# [WORK TASK]
Count the lines below that include the word "color" and write that number alone.
··· SUPPLIED INFORMATION ···
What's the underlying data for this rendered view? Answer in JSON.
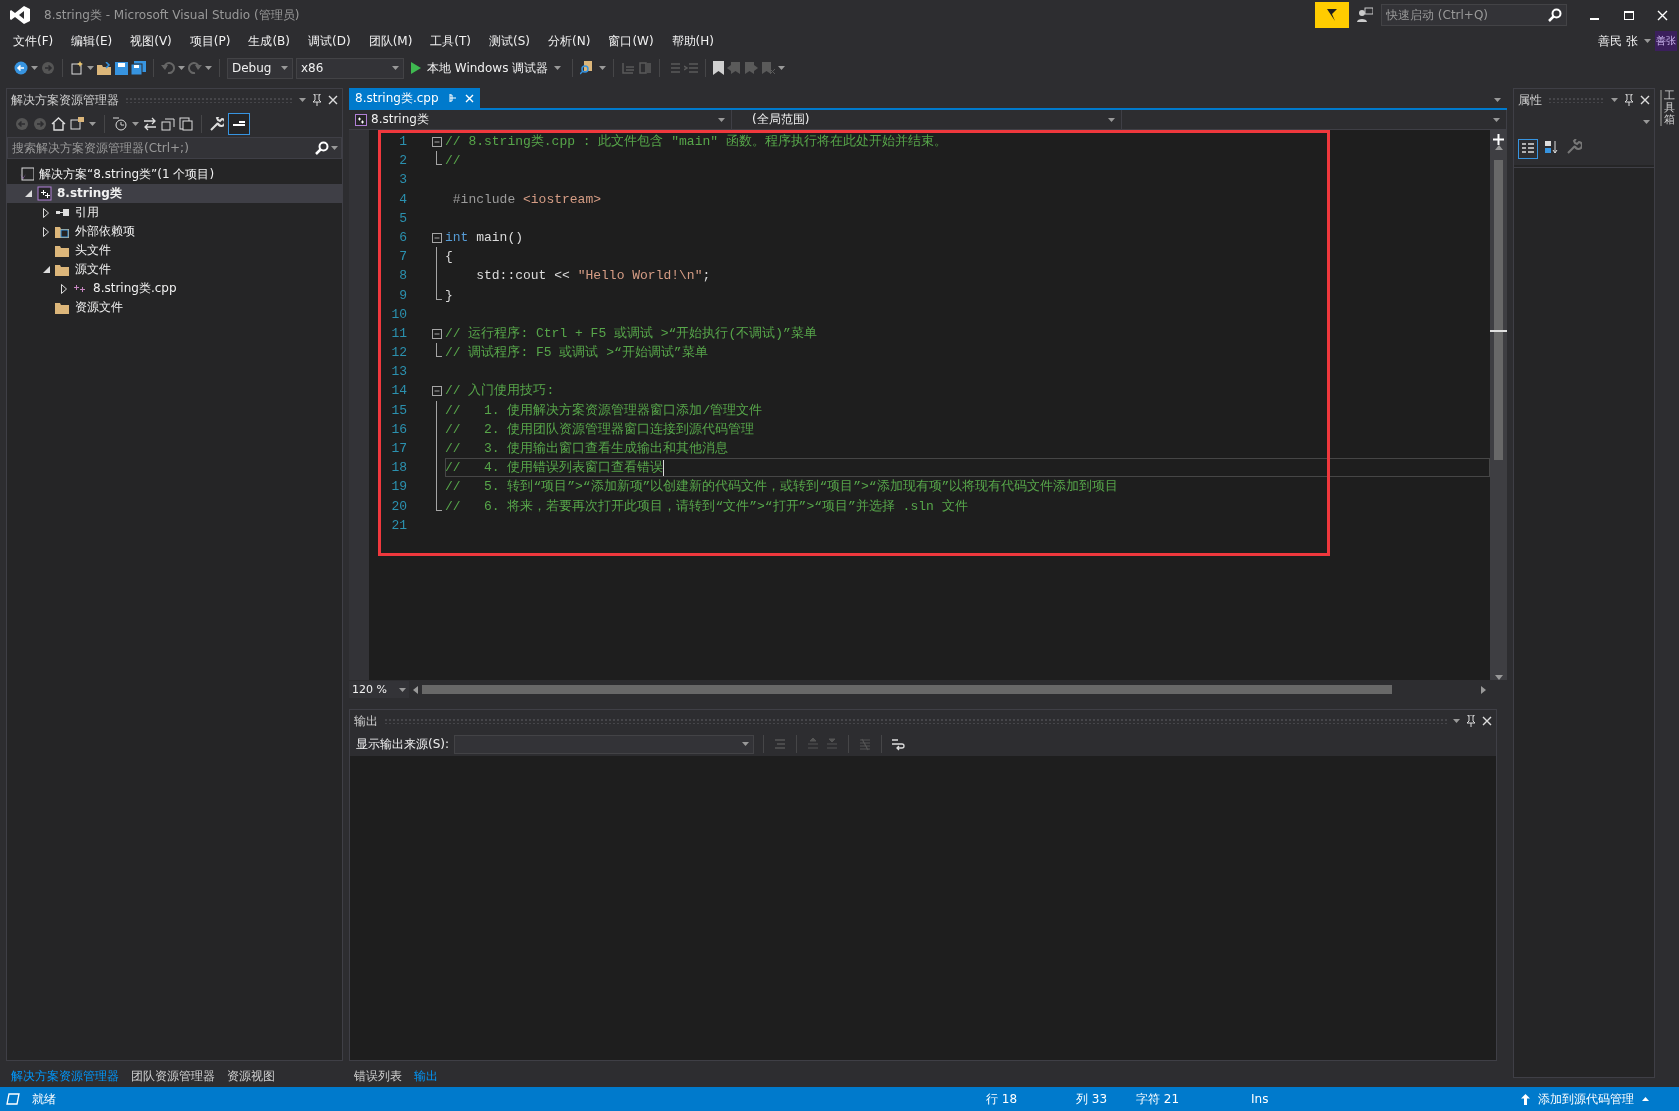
{
  "window": {
    "title": "8.string类 - Microsoft Visual Studio (管理员)",
    "quick_launch": {
      "placeholder": "快速启动 (Ctrl+Q)"
    }
  },
  "menu": [
    "文件(F)",
    "编辑(E)",
    "视图(V)",
    "项目(P)",
    "生成(B)",
    "调试(D)",
    "团队(M)",
    "工具(T)",
    "测试(S)",
    "分析(N)",
    "窗口(W)",
    "帮助(H)"
  ],
  "account": {
    "user": "善民 张",
    "avatar": "善张"
  },
  "toolbar": {
    "configuration": "Debug",
    "platform": "x86",
    "run_label": "本地 Windows 调试器"
  },
  "solution_explorer": {
    "title": "解决方案资源管理器",
    "search": {
      "placeholder": "搜索解决方案资源管理器(Ctrl+;)"
    },
    "tree": [
      {
        "label": "解决方案“8.string类”(1 个项目)",
        "kind": "solution",
        "selected": false,
        "bold": false,
        "children": [
          {
            "label": "8.string类",
            "kind": "project",
            "expanded": true,
            "selected": true,
            "bold": true,
            "children": [
              {
                "label": "引用",
                "kind": "references",
                "expanded": false,
                "selected": false,
                "bold": false
              },
              {
                "label": "外部依赖项",
                "kind": "external",
                "expanded": false,
                "selected": false,
                "bold": false
              },
              {
                "label": "头文件",
                "kind": "folder",
                "selected": false,
                "bold": false
              },
              {
                "label": "源文件",
                "kind": "folder",
                "expanded": true,
                "selected": false,
                "bold": false,
                "children": [
                  {
                    "label": "8.string类.cpp",
                    "kind": "cpp",
                    "expanded": false,
                    "selected": false,
                    "bold": false
                  }
                ]
              },
              {
                "label": "资源文件",
                "kind": "folder",
                "selected": false,
                "bold": false
              }
            ]
          }
        ]
      }
    ]
  },
  "editor": {
    "tab": {
      "label": "8.string类.cpp",
      "selected": true
    },
    "project_scope": "8.string类",
    "member_scope": "(全局范围)",
    "zoom": "120 %",
    "lines": [
      {
        "number": "1",
        "kind": "foldstart",
        "current": false,
        "tokens": [
          {
            "kind": "comment",
            "text": "// 8.string类.cpp : 此文件包含 \"main\" 函数。程序执行将在此处开始并结束。"
          }
        ]
      },
      {
        "number": "2",
        "kind": "foldend",
        "current": false,
        "tokens": [
          {
            "kind": "comment",
            "text": "//"
          }
        ]
      },
      {
        "number": "3",
        "kind": "plain",
        "current": false
      },
      {
        "number": "4",
        "kind": "plain",
        "current": false,
        "tokens": [
          {
            "kind": "preprocessor",
            "text": "#include"
          },
          {
            "kind": "string",
            "text": "<iostream>"
          }
        ]
      },
      {
        "number": "5",
        "kind": "plain",
        "current": false
      },
      {
        "number": "6",
        "kind": "foldstart",
        "current": false,
        "tokens": [
          {
            "kind": "keyword",
            "text": "int"
          },
          {
            "kind": "plain",
            "text": " main()"
          }
        ]
      },
      {
        "number": "7",
        "kind": "foldbody",
        "current": false,
        "tokens": [
          {
            "kind": "plain",
            "text": "{"
          }
        ]
      },
      {
        "number": "8",
        "kind": "foldbody",
        "current": false,
        "tokens": [
          {
            "kind": "plain",
            "text": "    std::cout << "
          },
          {
            "kind": "string",
            "text": "\"Hello World!\\n\""
          },
          {
            "kind": "plain",
            "text": ";"
          }
        ]
      },
      {
        "number": "9",
        "kind": "foldend",
        "current": false,
        "tokens": [
          {
            "kind": "plain",
            "text": "}"
          }
        ]
      },
      {
        "number": "10",
        "kind": "plain",
        "current": false
      },
      {
        "number": "11",
        "kind": "foldstart",
        "current": false,
        "tokens": [
          {
            "kind": "comment",
            "text": "// 运行程序: Ctrl + F5 或调试 >“开始执行(不调试)”菜单"
          }
        ]
      },
      {
        "number": "12",
        "kind": "foldend",
        "current": false,
        "tokens": [
          {
            "kind": "comment",
            "text": "// 调试程序: F5 或调试 >“开始调试”菜单"
          }
        ]
      },
      {
        "number": "13",
        "kind": "plain",
        "current": false
      },
      {
        "number": "14",
        "kind": "foldstart",
        "current": false,
        "tokens": [
          {
            "kind": "comment",
            "text": "// 入门使用技巧:"
          }
        ]
      },
      {
        "number": "15",
        "kind": "foldbody",
        "current": false,
        "tokens": [
          {
            "kind": "comment",
            "text": "//   1. 使用解决方案资源管理器窗口添加/管理文件"
          }
        ]
      },
      {
        "number": "16",
        "kind": "foldbody",
        "current": false,
        "tokens": [
          {
            "kind": "comment",
            "text": "//   2. 使用团队资源管理器窗口连接到源代码管理"
          }
        ]
      },
      {
        "number": "17",
        "kind": "foldbody",
        "current": false,
        "tokens": [
          {
            "kind": "comment",
            "text": "//   3. 使用输出窗口查看生成输出和其他消息"
          }
        ]
      },
      {
        "number": "18",
        "kind": "foldbody",
        "current": true,
        "tokens": [
          {
            "kind": "comment",
            "text": "//   4. 使用错误列表窗口查看错误"
          }
        ]
      },
      {
        "number": "19",
        "kind": "foldbody",
        "current": false,
        "tokens": [
          {
            "kind": "comment",
            "text": "//   5. 转到“项目”>“添加新项”以创建新的代码文件，或转到“项目”>“添加现有项”以将现有代码文件添加到项目"
          }
        ]
      },
      {
        "number": "20",
        "kind": "foldend",
        "current": false,
        "tokens": [
          {
            "kind": "comment",
            "text": "//   6. 将来，若要再次打开此项目，请转到“文件”>“打开”>“项目”并选择 .sln 文件"
          }
        ]
      },
      {
        "number": "21",
        "kind": "plain",
        "current": false
      }
    ]
  },
  "output": {
    "title": "输出",
    "source_label": "显示输出来源(S):"
  },
  "left_tabs": [
    {
      "label": "解决方案资源管理器",
      "selected": true
    },
    {
      "label": "团队资源管理器",
      "selected": false
    },
    {
      "label": "资源视图",
      "selected": false
    }
  ],
  "bottom_tabs": [
    {
      "label": "错误列表",
      "selected": false
    },
    {
      "label": "输出",
      "selected": true
    }
  ],
  "properties": {
    "title": "属性"
  },
  "toolbox_tab": "工具箱",
  "status_bar": {
    "state": "就绪",
    "line": "行 18",
    "column": "列 33",
    "char": "字符 21",
    "mode": "Ins",
    "source_control": "添加到源代码管理"
  }
}
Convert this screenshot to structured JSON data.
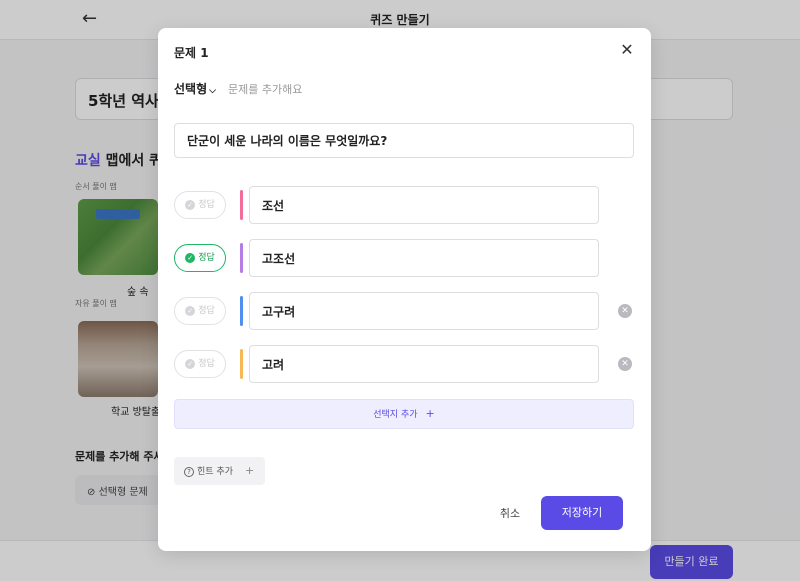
{
  "header": {
    "back_icon": "arrow-left-icon",
    "title": "퀴즈 만들기"
  },
  "background": {
    "quiz_title": "5학년 역사",
    "section_accent": "교실",
    "section_title": " 맵에서 퀴",
    "order_map_label": "순서 풀이 맵",
    "forest_label": "숲 속",
    "free_map_label": "자유 풀이 맵",
    "school_label": "학교 방탈출",
    "add_topic_label": "문제를 추가해 주세요",
    "choice_chip": "선택형 문제",
    "finish_button": "만들기 완료"
  },
  "modal": {
    "title": "문제 1",
    "type_label": "선택형",
    "type_hint": "문제를 추가해요",
    "question_value": "단군이 세운 나라의 이름은 무엇일까요?",
    "answer_label": "정답",
    "answers": [
      {
        "value": "조선",
        "correct": false,
        "color": "#f26d9c"
      },
      {
        "value": "고조선",
        "correct": true,
        "color": "#b57ce6"
      },
      {
        "value": "고구려",
        "correct": false,
        "color": "#4f8ff0"
      },
      {
        "value": "고려",
        "correct": false,
        "color": "#f7b955"
      }
    ],
    "add_choice": "선택지 추가",
    "add_hint": "힌트 추가",
    "cancel": "취소",
    "save": "저장하기"
  }
}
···
# [TASK ANSWER]
4